Entries supplied →
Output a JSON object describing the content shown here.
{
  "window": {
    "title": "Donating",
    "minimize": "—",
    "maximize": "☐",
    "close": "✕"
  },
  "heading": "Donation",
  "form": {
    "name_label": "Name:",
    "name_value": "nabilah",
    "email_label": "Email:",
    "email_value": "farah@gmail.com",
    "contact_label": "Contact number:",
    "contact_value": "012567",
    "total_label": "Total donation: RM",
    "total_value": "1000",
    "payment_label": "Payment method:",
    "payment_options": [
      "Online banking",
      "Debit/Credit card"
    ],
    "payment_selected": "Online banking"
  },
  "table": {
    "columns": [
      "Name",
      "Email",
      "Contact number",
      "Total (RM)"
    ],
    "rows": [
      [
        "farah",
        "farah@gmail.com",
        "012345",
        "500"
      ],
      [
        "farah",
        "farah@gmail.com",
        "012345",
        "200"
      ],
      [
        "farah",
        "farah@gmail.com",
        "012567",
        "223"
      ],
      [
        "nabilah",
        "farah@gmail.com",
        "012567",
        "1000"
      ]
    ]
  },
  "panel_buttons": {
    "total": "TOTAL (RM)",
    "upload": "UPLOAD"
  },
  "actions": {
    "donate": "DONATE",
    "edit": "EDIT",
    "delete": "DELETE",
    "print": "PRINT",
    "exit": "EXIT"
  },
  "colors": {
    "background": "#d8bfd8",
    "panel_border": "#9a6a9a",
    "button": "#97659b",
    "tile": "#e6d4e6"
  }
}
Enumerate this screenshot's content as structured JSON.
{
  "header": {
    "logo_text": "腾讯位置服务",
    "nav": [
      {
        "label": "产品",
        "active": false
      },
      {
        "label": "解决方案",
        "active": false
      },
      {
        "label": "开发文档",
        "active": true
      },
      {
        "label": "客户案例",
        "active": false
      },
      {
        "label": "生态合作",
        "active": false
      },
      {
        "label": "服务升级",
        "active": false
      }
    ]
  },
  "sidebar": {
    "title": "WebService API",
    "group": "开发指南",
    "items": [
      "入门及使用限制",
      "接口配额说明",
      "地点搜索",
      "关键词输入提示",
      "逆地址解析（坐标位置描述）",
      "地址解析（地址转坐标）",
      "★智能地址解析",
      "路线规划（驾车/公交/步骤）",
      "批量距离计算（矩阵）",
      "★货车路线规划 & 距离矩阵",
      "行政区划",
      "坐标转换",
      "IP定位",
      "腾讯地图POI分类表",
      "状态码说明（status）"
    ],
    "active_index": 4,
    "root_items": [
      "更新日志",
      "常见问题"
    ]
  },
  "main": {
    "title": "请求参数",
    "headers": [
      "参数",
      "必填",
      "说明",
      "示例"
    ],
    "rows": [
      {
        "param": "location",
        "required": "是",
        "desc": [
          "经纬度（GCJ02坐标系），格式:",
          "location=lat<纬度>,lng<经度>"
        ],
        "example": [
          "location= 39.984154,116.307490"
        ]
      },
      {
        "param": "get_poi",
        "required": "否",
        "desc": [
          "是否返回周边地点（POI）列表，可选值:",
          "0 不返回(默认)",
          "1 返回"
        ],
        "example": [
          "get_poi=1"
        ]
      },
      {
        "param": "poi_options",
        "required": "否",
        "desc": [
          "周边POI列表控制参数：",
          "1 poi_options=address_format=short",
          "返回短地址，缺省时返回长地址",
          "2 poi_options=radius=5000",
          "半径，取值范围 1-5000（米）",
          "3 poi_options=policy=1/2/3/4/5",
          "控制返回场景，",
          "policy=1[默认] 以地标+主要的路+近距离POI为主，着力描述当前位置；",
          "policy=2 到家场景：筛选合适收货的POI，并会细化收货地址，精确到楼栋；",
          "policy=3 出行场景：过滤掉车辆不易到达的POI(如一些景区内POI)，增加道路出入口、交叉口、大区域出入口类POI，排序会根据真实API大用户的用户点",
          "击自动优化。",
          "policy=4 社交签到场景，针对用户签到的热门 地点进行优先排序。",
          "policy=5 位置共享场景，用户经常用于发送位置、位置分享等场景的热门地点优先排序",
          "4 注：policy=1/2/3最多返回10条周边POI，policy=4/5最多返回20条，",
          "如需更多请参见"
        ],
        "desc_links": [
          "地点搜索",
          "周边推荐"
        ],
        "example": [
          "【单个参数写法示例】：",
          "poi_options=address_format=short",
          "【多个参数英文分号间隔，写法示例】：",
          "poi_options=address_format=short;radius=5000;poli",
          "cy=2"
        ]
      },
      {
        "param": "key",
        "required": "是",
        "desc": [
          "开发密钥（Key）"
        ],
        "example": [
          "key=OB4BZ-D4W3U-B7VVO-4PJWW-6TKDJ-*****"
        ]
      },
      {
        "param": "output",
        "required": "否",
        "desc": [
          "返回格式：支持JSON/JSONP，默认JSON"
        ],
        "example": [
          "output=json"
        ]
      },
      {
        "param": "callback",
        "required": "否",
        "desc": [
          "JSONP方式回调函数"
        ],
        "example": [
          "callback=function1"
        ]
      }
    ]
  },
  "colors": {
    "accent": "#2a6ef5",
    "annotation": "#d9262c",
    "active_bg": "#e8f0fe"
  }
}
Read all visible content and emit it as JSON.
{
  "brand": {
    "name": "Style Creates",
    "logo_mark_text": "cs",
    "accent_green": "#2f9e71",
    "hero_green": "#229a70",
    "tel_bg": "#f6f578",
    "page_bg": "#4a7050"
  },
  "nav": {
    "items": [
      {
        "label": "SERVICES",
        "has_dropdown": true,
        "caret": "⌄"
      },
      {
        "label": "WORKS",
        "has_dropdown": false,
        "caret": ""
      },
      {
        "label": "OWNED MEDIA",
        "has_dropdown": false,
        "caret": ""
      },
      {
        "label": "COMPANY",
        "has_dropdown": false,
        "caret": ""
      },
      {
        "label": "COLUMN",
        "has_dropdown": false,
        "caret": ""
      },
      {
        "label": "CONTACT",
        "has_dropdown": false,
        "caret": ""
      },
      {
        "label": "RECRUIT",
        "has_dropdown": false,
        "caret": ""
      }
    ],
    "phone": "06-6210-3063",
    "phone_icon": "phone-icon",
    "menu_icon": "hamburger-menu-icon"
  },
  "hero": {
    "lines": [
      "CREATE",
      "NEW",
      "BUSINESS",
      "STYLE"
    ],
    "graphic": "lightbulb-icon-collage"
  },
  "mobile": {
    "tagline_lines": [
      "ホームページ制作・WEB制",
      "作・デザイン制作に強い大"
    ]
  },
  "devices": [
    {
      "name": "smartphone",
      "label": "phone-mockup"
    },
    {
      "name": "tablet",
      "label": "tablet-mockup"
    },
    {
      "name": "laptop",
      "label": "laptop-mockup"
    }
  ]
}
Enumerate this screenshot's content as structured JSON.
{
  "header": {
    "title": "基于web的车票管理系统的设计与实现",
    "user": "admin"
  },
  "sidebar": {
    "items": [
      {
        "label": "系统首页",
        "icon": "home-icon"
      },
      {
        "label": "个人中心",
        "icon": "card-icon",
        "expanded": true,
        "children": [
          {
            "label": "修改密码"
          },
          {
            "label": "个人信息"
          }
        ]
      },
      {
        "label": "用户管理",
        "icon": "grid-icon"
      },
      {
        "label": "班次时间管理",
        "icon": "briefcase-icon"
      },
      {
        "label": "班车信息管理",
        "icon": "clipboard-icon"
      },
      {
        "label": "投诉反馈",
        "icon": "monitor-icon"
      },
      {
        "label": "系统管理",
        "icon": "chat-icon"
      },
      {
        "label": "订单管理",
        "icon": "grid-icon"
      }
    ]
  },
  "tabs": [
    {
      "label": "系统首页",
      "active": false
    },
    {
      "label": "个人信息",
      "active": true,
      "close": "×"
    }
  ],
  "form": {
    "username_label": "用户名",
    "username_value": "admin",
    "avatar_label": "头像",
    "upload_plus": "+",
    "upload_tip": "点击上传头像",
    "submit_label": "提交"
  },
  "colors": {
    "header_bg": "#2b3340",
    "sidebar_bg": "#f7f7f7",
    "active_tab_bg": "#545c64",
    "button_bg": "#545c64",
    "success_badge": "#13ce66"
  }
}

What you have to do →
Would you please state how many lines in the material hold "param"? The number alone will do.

Written response →
6